Hi Friends! I promised you a review of the headlamp that I used for the Moab 100 and here it is. I know a few of you have been looking into a headlamp for night running. If you have any questions feel free to contact me personally or post a question in the comments.
If your going to run all night, your going to need some serious light. While I have a few super lightweight headlamps for camping I was worried that none of them would provide enough light to run and see the obstacles that are in the way in the trail.
I wrote to Petzl and asked if they would like for me to review one of their headlamps during my race. They were super kind to send along a Petzl MYO RXP Headlamp which is built for night running, mountaineering or any other sport where size, performance, and burn time are important.
The first thing I noticed when I took the Petzl MYO RXP out of the packagiang was that it is shockingly lightweight. The battery pack for the Petzl MYO RXP is worn on the back of your head and with past headlamps I’ve worn, this has made for a heavy head. After a few hours, any sort of head squeezing will create a headache. I was really surprised when I put the MYO RXP on my head. I could barely feel it. During the Moab 100, 8 hours with this puppy on and no headache, still couldn’t feel it!

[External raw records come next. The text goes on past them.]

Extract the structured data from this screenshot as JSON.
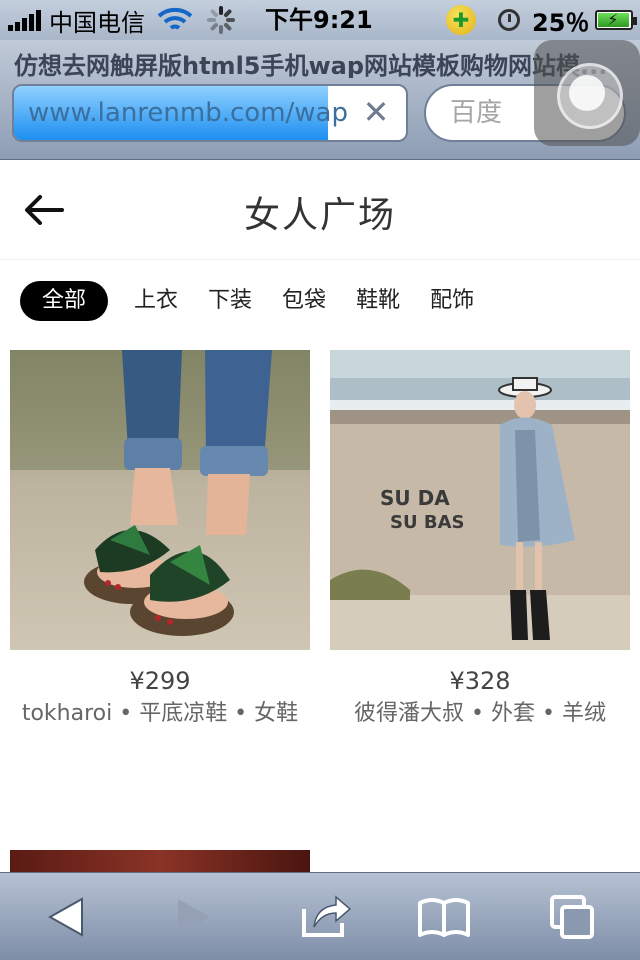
{
  "status_bar": {
    "carrier": "中国电信",
    "time": "下午9:21",
    "battery_percent": "25％",
    "icons": [
      "signal-icon",
      "wifi-icon",
      "loading-spinner-icon",
      "360-safe-icon",
      "alarm-clock-icon",
      "battery-charging-icon"
    ]
  },
  "browser": {
    "page_title": "仿想去网触屏版html5手机wap网站模板购物网站模...",
    "url": "www.lanrenmb.com/wap",
    "load_progress": 0.8,
    "search_placeholder": "百度"
  },
  "header": {
    "title": "女人广场"
  },
  "tabs": [
    {
      "label": "全部",
      "active": true
    },
    {
      "label": "上衣",
      "active": false
    },
    {
      "label": "下装",
      "active": false
    },
    {
      "label": "包袋",
      "active": false
    },
    {
      "label": "鞋靴",
      "active": false
    },
    {
      "label": "配饰",
      "active": false
    }
  ],
  "products": [
    {
      "price": "¥299",
      "desc": "tokharoi • 平底凉鞋 • 女鞋"
    },
    {
      "price": "¥328",
      "desc": "彼得潘大叔 • 外套 • 羊绒"
    }
  ],
  "toolbar": {
    "buttons": [
      "back-icon",
      "forward-icon",
      "share-icon",
      "bookmarks-icon",
      "tabs-icon"
    ]
  }
}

Okay, so lightweight doesn’t matter much if you can’t really see the ground. It’s gotta be a heavy hitter when it comes to lighting the trail. I checked out the directions and you can program three light settings into it, based off of 10 light options. I thought that was a nice feature. But, for me, I knew I was going to put it on full blast and was willing to replace batteries as much as I needed.

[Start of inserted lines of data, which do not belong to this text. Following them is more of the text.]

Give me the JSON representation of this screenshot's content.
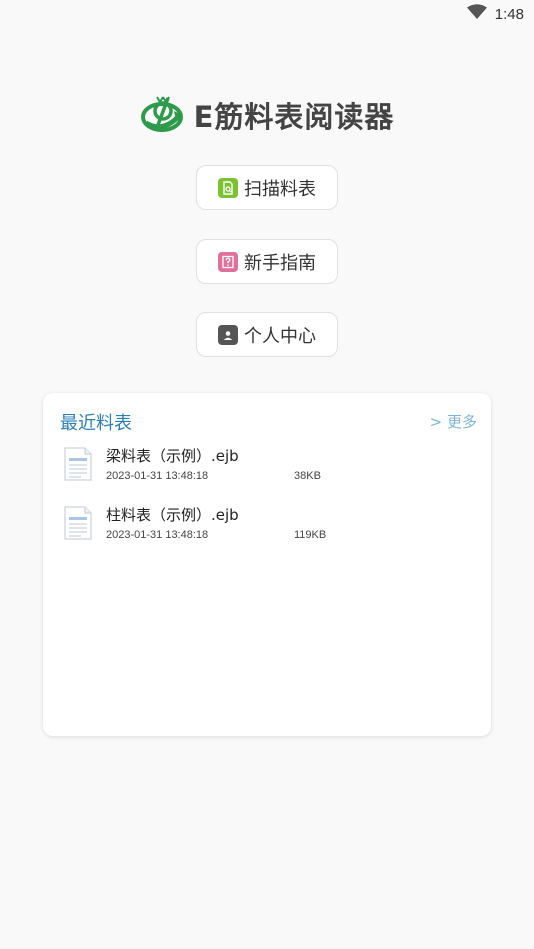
{
  "status_bar": {
    "time": "1:48"
  },
  "app": {
    "title": "E筋料表阅读器"
  },
  "menu": [
    {
      "label": "扫描料表",
      "icon": "scan-doc-icon",
      "color": "#7cc12f"
    },
    {
      "label": "新手指南",
      "icon": "question-icon",
      "color": "#e0719a"
    },
    {
      "label": "个人中心",
      "icon": "contact-card-icon",
      "color": "#555555"
    }
  ],
  "recent": {
    "title": "最近料表",
    "more": "> 更多",
    "files": [
      {
        "name": "梁料表（示例）.ejb",
        "date": "2023-01-31  13:48:18",
        "size": "38KB"
      },
      {
        "name": "柱料表（示例）.ejb",
        "date": "2023-01-31  13:48:18",
        "size": "119KB"
      }
    ]
  },
  "colors": {
    "accent": "#2b7fb8",
    "logo_green": "#2e9a4c",
    "background": "#f9f9f9"
  }
}
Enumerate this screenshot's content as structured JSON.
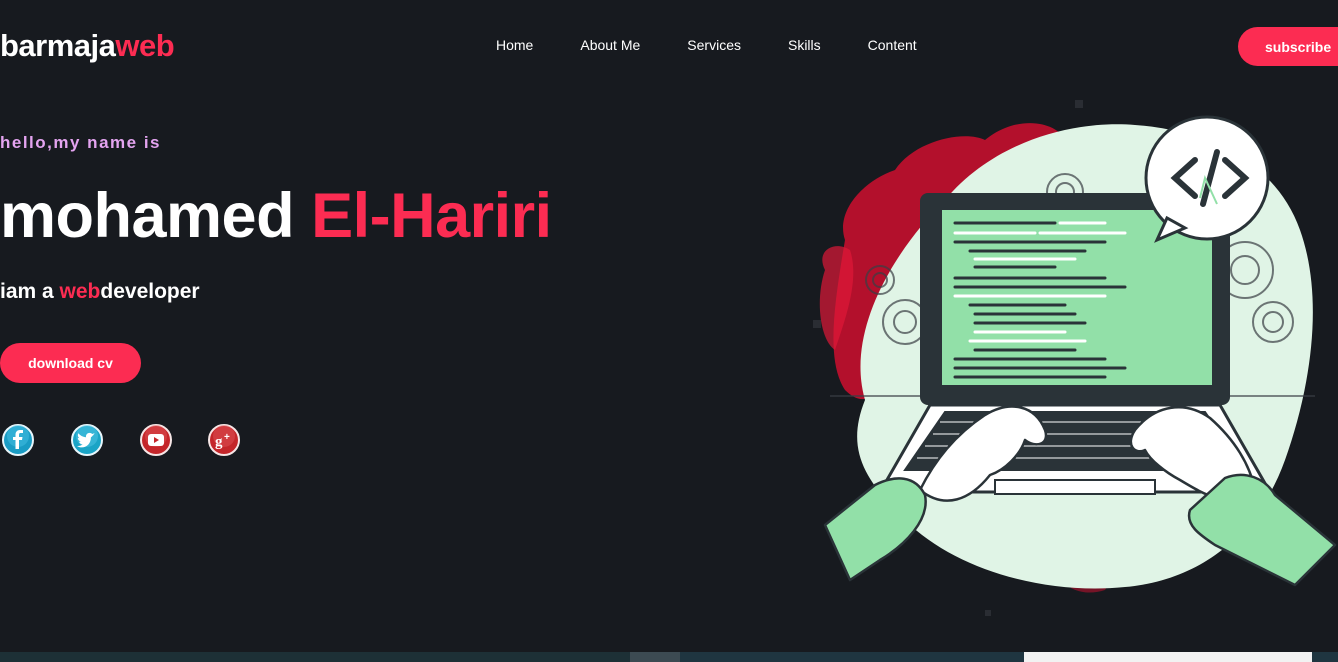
{
  "brand": {
    "name_main": "barmaja",
    "name_accent": "web"
  },
  "nav": {
    "items": [
      {
        "label": "Home"
      },
      {
        "label": "About Me"
      },
      {
        "label": "Services"
      },
      {
        "label": "Skills"
      },
      {
        "label": "Content"
      }
    ],
    "subscribe_label": "subscribe"
  },
  "hero": {
    "greeting": "hello,my name is",
    "first_name": "mohamed",
    "last_name": "El-Hariri",
    "role_prefix": "iam a ",
    "role_highlight": "web",
    "role_suffix": "developer",
    "download_label": "download cv"
  },
  "social": [
    {
      "icon": "facebook-icon",
      "glyph": "f",
      "color": "#1a9cc4"
    },
    {
      "icon": "twitter-icon",
      "glyph": "t",
      "color": "#1aa4c6"
    },
    {
      "icon": "youtube-icon",
      "glyph": "▶",
      "color": "#c4262a"
    },
    {
      "icon": "google-plus-icon",
      "glyph": "g+",
      "color": "#c4262a"
    }
  ],
  "colors": {
    "background": "#171a1f",
    "accent": "#fc2c52",
    "greeting": "#e4a4f0",
    "illustration_green": "#92e0a8",
    "illustration_pale": "#e0f4e6"
  }
}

Full Blast! 140 lumens! Wowzer. The one mistake I made was that I didn’t arm my pacers with the same headlamp. This puppy produced some serious light and my pacers headlamps couldn’t even hold a candle or a flare to this bad boy. Next time, everybody gets a Petzl MYO RXP! Running along during the Maob 100, the MYO RXP lit the the trail very well and when I ran behind my pacers it created such a shadow that it made it tough for them to see where they were going. The light beam could also be put in straight and narrow mode (like you are looking for a geocashe in the middle of the night), or in wide beam mode (that’s where I kept it) with the flip of a cute little plastic piece on the front of the headlamp. It was easy to flip and you could do that while running if needed.
I changed batteries (uses alkaline or lithium, and you can get a rechargeable compatible one as well) half way through the night, and I only changed them once (I used alkaline). On the brightest setting I was expecting to go through a set every lap but the lamp hung strong. It also gradually got dimmer and i only changed the batteries when I was ready for a freshening up. The light didn’t go dark on me or anything (and there is a little light on it that indicated battery status that warns when the batteries are 70% and 90% discharged).
Although I handed the headlamp to my crew to change the batteries I didn’t feel the need to educate them in how to do it. Many other headlamps require cuss words and a degree in rocket science to get them open. I think Annie (4 years old) would have no problem changing the batteries in the MYO RXP. It has a malleable plastic cover over the battery area. It’s very easy to slip off and change out the batteries. A major plus for me.
All in all, the Petzl MYO RXP gets a two thumbs up from me. It did it’s job and served me very well. Next time I have night time pacers I will make sure they are wearing one as well. This headlamp completely eliminated the need for a hand flashlight, I just wish it would come with a feature that would have made me lift my feet up a little more over the obstacles that I could clearly see. Ha!